> **Required action**
In the entries below, find each line with the word "関連KWありで執筆" and return it.

[Dataset rows for apps and sites]
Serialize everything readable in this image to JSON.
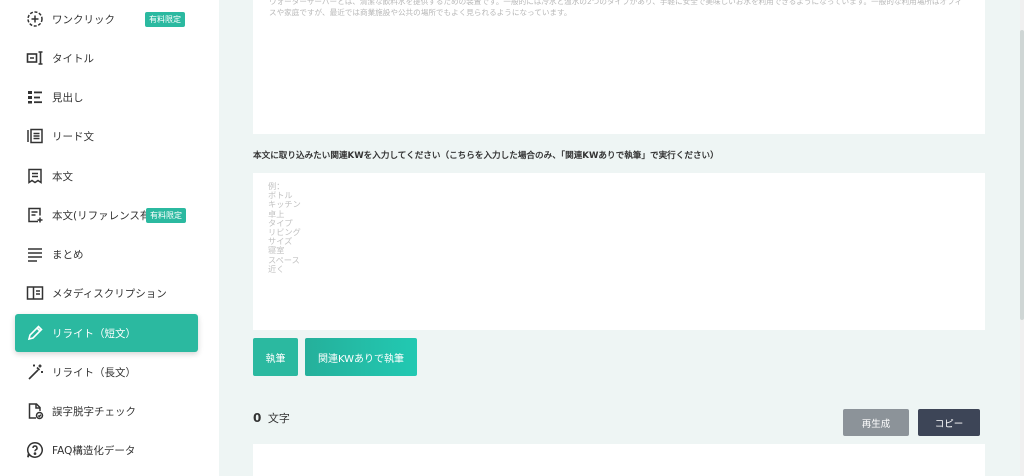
{
  "sidebar": {
    "items": [
      {
        "label": "ワンクリック",
        "icon": "plus-circle-icon",
        "badge": "有料限定"
      },
      {
        "label": "タイトル",
        "icon": "title-icon"
      },
      {
        "label": "見出し",
        "icon": "heading-list-icon"
      },
      {
        "label": "リード文",
        "icon": "lead-text-icon"
      },
      {
        "label": "本文",
        "icon": "document-icon"
      },
      {
        "label": "本文(リファレンス有)",
        "icon": "document-add-icon",
        "badge": "有料限定"
      },
      {
        "label": "まとめ",
        "icon": "summary-lines-icon"
      },
      {
        "label": "メタディスクリプション",
        "icon": "meta-description-icon"
      },
      {
        "label": "リライト（短文）",
        "icon": "pencil-icon",
        "active": true
      },
      {
        "label": "リライト（長文）",
        "icon": "magic-wand-icon"
      },
      {
        "label": "誤字脱字チェック",
        "icon": "file-check-icon"
      },
      {
        "label": "FAQ構造化データ",
        "icon": "faq-icon"
      }
    ],
    "accent_color": "#2bb9a0"
  },
  "main": {
    "top_textarea_text": "ウォーターサーバーとは、清潔な飲料水を提供するための装置です。一般的には冷水と温水の2つのタイプがあり、手軽に安全で美味しいお水を利用できるようになっています。一般的な利用場所はオフィスや家庭ですが、最近では商業施設や公共の場所でもよく見られるようになっています。",
    "kw_label": "本文に取り込みたい関連KWを入力してください（こちらを入力した場合のみ、「関連KWありで執筆」で実行ください）",
    "kw_placeholder_lines": [
      "例：",
      "ボトル",
      "キッチン",
      "卓上",
      "タイプ",
      "リビング",
      "サイズ",
      "寝室",
      "スペース",
      "近く"
    ],
    "write_button": "執筆",
    "write_kw_button": "関連KWありで執筆",
    "char_count": "0",
    "char_unit": "文字",
    "regenerate_button": "再生成",
    "copy_button": "コピー"
  }
}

> **The completed task**
    "kw_label": "本文に取り込みたい関連KWを入力してください（こちらを入力した場合のみ、「関連KWありで執筆」で実行ください）",
    "write_kw_button": "関連KWありで執筆",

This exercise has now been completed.